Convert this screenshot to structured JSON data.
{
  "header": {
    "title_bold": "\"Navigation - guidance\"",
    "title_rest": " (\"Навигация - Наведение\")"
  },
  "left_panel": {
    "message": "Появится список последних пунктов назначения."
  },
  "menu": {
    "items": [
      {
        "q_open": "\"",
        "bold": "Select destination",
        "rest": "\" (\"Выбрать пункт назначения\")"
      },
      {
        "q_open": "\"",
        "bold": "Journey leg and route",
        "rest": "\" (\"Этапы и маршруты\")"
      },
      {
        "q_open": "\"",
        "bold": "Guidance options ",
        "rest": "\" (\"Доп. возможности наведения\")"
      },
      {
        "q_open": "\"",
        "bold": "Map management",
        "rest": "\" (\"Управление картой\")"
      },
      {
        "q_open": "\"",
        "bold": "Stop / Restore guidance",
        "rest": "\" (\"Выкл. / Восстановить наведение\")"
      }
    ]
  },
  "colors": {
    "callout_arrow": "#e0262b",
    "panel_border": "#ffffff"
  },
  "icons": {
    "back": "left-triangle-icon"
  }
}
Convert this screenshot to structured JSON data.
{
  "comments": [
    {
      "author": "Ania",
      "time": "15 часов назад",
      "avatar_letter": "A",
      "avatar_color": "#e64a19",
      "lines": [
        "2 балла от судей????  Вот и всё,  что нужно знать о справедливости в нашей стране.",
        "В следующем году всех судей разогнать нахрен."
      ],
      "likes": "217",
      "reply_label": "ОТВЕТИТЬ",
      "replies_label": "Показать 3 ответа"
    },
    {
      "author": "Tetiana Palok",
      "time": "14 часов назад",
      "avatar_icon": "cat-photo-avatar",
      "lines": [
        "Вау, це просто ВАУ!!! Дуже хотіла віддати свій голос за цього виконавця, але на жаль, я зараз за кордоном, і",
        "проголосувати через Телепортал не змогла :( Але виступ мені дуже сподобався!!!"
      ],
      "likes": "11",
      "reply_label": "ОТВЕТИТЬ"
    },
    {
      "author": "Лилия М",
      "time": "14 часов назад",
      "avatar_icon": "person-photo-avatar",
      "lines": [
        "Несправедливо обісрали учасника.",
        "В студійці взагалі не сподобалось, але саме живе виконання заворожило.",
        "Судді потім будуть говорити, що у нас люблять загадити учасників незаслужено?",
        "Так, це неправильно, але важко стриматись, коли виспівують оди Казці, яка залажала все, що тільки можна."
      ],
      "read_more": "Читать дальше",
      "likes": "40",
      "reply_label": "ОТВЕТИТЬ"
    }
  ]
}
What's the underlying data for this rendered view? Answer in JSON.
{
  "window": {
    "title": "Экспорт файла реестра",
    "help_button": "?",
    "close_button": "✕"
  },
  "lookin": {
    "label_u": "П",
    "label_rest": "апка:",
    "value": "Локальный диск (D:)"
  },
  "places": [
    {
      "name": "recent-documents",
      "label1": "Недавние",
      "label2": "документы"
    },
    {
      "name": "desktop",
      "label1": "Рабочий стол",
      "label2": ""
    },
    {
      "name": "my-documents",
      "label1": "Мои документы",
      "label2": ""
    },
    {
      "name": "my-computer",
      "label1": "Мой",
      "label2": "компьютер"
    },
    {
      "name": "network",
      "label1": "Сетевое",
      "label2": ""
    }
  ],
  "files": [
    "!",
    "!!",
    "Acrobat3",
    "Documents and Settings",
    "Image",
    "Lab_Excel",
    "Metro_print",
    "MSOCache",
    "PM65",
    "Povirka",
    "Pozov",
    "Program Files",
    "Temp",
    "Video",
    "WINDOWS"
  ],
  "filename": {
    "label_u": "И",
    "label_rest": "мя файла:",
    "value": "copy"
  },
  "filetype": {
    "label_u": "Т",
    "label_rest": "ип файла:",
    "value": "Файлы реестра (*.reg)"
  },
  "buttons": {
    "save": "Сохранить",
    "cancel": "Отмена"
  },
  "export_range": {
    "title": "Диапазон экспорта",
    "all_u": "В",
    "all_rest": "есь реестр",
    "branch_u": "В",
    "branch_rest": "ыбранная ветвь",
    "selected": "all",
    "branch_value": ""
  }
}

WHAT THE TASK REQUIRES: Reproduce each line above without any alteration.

REPLY:
Convert this screenshot to structured JSON data.
{
  "header": {
    "title_bold": "\"Navigation - guidance\"",
    "title_rest": " (\"Навигация - Наведение\")"
  },
  "left_panel": {
    "message": "Появится список последних пунктов назначения."
  },
  "menu": {
    "items": [
      {
        "q_open": "\"",
        "bold": "Select destination",
        "rest": "\" (\"Выбрать пункт назначения\")"
      },
      {
        "q_open": "\"",
        "bold": "Journey leg and route",
        "rest": "\" (\"Этапы и маршруты\")"
      },
      {
        "q_open": "\"",
        "bold": "Guidance options ",
        "rest": "\" (\"Доп. возможности наведения\")"
      },
      {
        "q_open": "\"",
        "bold": "Map management",
        "rest": "\" (\"Управление картой\")"
      },
      {
        "q_open": "\"",
        "bold": "Stop / Restore guidance",
        "rest": "\" (\"Выкл. / Восстановить наведение\")"
      }
    ]
  },
  "colors": {
    "callout_arrow": "#e0262b",
    "panel_border": "#ffffff"
  },
  "icons": {
    "back": "left-triangle-icon"
  }
}
Convert this screenshot to structured JSON data.
{
  "comments": [
    {
      "author": "Ania",
      "time": "15 часов назад",
      "avatar_letter": "A",
      "avatar_color": "#e64a19",
      "lines": [
        "2 балла от судей????  Вот и всё,  что нужно знать о справедливости в нашей стране.",
        "В следующем году всех судей разогнать нахрен."
      ],
      "likes": "217",
      "reply_label": "ОТВЕТИТЬ",
      "replies_label": "Показать 3 ответа"
    },
    {
      "author": "Tetiana Palok",
      "time": "14 часов назад",
      "avatar_icon": "cat-photo-avatar",
      "lines": [
        "Вау, це просто ВАУ!!! Дуже хотіла віддати свій голос за цього виконавця, але на жаль, я зараз за кордоном, і",
        "проголосувати через Телепортал не змогла :( Але виступ мені дуже сподобався!!!"
      ],
      "likes": "11",
      "reply_label": "ОТВЕТИТЬ"
    },
    {
      "author": "Лилия М",
      "time": "14 часов назад",
      "avatar_icon": "person-photo-avatar",
      "lines": [
        "Несправедливо обісрали учасника.",
        "В студійці взагалі не сподобалось, але саме живе виконання заворожило.",
        "Судді потім будуть говорити, що у нас люблять загадити учасників незаслужено?",
        "Так, це неправильно, але важко стриматись, коли виспівують оди Казці, яка залажала все, що тільки можна."
      ],
      "read_more": "Читать дальше",
      "likes": "40",
      "reply_label": "ОТВЕТИТЬ"
    }
  ]
}
What's the underlying data for this rendered view? Answer in JSON.
{
  "window": {
    "title": "Экспорт файла реестра",
    "help_button": "?",
    "close_button": "✕"
  },
  "lookin": {
    "label_u": "П",
    "label_rest": "апка:",
    "value": "Локальный диск (D:)"
  },
  "places": [
    {
      "name": "recent-documents",
      "label1": "Недавние",
      "label2": "документы"
    },
    {
      "name": "desktop",
      "label1": "Рабочий стол",
      "label2": ""
    },
    {
      "name": "my-documents",
      "label1": "Мои документы",
      "label2": ""
    },
    {
      "name": "my-computer",
      "label1": "Мой",
      "label2": "компьютер"
    },
    {
      "name": "network",
      "label1": "Сетевое",
      "label2": ""
    }
  ],
  "files": [
    "!",
    "!!",
    "Acrobat3",
    "Documents and Settings",
    "Image",
    "Lab_Excel",
    "Metro_print",
    "MSOCache",
    "PM65",
    "Povirka",
    "Pozov",
    "Program Files",
    "Temp",
    "Video",
    "WINDOWS"
  ],
  "filename": {
    "label_u": "И",
    "label_rest": "мя файла:",
    "value": "copy"
  },
  "filetype": {
    "label_u": "Т",
    "label_rest": "ип файла:",
    "value": "Файлы реестра (*.reg)"
  },
  "buttons": {
    "save": "Сохранить",
    "cancel": "Отмена"
  },
  "export_range": {
    "title": "Диапазон экспорта",
    "all_u": "В",
    "all_rest": "есь реестр",
    "branch_u": "В",
    "branch_rest": "ыбранная ветвь",
    "selected": "all",
    "branch_value": ""
  }
}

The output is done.